WORK INSTRUCTION
Find the lines in the listing below that include the word "state", and report how many there are, with nothing more.
►
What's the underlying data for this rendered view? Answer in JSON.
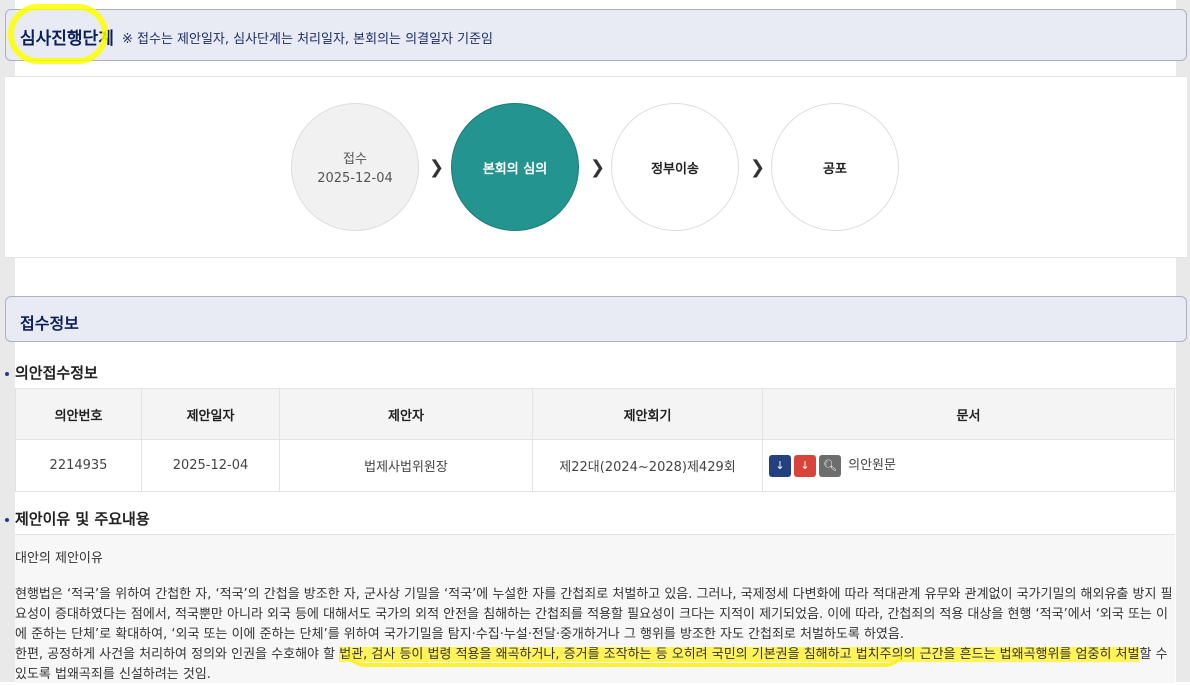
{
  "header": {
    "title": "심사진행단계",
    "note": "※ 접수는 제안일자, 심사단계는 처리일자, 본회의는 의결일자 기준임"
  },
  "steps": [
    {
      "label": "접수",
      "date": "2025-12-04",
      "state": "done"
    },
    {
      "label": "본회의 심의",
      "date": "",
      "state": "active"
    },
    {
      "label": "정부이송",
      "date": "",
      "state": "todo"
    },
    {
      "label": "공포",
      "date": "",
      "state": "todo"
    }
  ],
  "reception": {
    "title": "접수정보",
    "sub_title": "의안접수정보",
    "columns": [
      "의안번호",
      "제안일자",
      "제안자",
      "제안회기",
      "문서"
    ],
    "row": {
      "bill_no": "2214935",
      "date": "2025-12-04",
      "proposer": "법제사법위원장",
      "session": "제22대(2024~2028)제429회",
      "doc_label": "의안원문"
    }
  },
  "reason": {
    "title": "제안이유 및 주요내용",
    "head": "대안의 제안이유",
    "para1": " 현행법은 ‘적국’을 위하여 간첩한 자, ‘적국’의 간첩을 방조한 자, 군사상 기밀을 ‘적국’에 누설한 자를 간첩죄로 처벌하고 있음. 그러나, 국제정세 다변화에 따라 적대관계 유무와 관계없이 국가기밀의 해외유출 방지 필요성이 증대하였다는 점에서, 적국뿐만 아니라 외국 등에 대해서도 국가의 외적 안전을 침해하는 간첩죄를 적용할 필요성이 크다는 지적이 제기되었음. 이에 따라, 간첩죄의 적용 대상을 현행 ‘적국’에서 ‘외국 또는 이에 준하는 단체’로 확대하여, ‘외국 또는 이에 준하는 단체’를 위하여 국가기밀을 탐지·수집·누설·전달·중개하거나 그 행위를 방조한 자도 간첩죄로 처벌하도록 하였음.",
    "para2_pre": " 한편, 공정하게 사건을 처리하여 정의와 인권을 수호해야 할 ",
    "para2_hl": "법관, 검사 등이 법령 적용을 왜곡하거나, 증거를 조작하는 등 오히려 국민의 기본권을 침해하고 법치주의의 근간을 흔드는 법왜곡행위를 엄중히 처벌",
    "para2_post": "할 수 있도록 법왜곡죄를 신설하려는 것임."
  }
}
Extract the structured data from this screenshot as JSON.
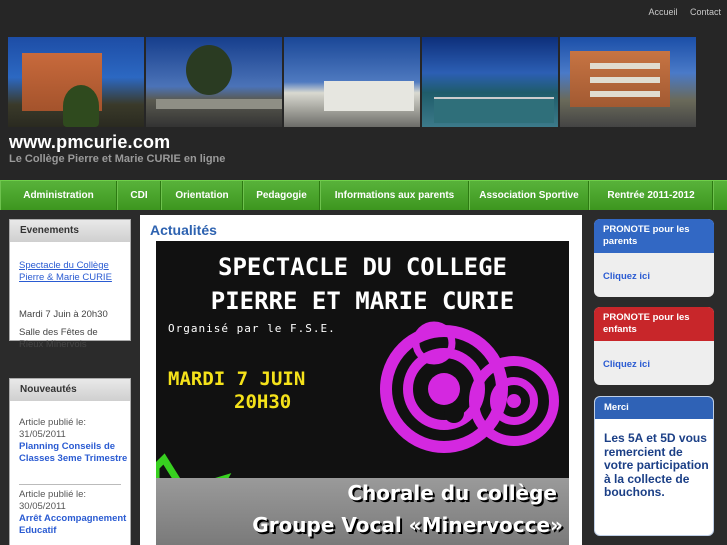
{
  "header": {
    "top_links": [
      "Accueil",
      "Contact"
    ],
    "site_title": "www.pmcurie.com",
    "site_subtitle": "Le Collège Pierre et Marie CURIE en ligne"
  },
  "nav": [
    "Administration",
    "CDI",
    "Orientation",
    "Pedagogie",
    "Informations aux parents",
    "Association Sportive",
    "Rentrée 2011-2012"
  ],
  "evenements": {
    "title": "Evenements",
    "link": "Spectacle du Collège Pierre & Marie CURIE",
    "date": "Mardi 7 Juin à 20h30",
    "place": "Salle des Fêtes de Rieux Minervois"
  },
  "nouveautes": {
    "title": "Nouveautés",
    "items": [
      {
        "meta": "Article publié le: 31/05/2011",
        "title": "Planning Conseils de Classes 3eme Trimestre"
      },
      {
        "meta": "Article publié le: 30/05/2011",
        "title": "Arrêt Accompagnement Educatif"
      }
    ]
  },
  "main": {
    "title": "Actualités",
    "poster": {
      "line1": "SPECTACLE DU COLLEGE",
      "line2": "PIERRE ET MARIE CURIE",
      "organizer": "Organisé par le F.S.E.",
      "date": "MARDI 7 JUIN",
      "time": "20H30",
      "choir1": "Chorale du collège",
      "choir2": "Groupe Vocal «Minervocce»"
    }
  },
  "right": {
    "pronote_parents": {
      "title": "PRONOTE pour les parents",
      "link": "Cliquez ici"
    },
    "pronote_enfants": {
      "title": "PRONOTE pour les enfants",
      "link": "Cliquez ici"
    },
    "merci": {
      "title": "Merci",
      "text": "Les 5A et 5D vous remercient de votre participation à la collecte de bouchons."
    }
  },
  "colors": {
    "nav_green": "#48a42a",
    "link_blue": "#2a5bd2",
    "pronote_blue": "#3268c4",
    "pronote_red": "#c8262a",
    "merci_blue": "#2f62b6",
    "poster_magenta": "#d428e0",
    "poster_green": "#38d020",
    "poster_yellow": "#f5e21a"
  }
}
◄
RESULT BELOW
4